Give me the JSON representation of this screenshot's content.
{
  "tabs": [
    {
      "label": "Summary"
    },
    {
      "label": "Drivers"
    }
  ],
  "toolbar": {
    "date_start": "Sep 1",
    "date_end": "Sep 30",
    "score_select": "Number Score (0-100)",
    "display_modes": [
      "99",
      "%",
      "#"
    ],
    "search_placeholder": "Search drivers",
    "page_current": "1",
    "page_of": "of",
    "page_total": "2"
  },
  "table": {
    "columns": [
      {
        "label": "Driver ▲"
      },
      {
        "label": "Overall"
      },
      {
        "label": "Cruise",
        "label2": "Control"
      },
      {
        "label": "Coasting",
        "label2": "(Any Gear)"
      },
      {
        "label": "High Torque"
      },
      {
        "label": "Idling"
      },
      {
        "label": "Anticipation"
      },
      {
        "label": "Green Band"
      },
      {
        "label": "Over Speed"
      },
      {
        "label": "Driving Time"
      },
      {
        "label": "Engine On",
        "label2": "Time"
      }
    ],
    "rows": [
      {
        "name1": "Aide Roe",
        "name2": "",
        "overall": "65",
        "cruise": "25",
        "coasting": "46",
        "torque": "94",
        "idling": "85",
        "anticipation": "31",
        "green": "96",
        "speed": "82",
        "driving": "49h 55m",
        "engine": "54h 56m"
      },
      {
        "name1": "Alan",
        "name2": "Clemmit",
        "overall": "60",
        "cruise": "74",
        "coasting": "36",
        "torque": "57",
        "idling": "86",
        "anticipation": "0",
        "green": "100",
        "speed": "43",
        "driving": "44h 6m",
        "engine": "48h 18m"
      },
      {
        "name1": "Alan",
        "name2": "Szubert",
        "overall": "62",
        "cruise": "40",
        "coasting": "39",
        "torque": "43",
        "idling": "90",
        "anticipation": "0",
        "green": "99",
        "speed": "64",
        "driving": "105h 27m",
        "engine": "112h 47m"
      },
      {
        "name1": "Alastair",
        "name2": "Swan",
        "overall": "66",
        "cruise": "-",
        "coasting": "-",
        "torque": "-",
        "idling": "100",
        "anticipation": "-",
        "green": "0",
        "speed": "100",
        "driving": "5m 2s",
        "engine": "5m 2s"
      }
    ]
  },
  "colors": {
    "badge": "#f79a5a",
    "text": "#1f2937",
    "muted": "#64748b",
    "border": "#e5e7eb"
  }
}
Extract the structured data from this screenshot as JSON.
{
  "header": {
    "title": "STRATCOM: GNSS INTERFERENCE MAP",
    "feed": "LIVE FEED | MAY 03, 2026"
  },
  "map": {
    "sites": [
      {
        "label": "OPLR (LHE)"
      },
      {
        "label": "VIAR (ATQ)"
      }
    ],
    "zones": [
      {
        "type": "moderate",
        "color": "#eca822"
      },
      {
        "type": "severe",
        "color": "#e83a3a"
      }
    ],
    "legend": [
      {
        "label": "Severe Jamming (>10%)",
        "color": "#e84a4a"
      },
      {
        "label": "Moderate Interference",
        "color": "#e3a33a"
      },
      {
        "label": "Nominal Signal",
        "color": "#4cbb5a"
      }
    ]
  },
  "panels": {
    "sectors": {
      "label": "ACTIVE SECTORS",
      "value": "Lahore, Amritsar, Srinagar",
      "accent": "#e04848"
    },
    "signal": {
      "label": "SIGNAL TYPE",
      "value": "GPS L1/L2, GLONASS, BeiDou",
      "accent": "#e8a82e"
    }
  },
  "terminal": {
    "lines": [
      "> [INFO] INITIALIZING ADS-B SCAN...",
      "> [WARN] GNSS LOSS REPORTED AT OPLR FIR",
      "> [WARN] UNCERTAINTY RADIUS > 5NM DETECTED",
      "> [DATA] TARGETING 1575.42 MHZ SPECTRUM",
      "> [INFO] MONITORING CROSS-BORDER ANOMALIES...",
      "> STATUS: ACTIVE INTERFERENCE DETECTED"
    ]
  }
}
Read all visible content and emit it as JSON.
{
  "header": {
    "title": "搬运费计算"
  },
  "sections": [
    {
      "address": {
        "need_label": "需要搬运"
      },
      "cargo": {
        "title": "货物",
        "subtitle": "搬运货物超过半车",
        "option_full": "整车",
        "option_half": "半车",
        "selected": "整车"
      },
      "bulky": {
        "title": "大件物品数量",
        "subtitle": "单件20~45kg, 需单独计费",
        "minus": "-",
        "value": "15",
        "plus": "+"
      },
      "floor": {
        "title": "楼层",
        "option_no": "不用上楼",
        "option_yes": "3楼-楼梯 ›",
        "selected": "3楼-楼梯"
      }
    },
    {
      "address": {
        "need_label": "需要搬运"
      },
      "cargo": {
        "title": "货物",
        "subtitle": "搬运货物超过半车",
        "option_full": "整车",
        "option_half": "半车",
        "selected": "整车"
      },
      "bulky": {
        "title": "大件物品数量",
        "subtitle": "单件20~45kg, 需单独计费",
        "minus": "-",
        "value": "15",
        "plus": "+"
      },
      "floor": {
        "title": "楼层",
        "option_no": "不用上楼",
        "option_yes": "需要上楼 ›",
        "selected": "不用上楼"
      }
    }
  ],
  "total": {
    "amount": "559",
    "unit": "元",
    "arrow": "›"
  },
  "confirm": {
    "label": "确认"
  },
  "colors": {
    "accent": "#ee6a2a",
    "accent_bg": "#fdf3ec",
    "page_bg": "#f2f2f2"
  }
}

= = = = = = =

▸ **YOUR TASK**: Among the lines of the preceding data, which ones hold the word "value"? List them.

▸ **RESPONSE FOR THIS EXERCISE**:
      "value": "Lahore, Amritsar, Srinagar",
      "value": "GPS L1/L2, GLONASS, BeiDou",
        "value": "15",
        "value": "15",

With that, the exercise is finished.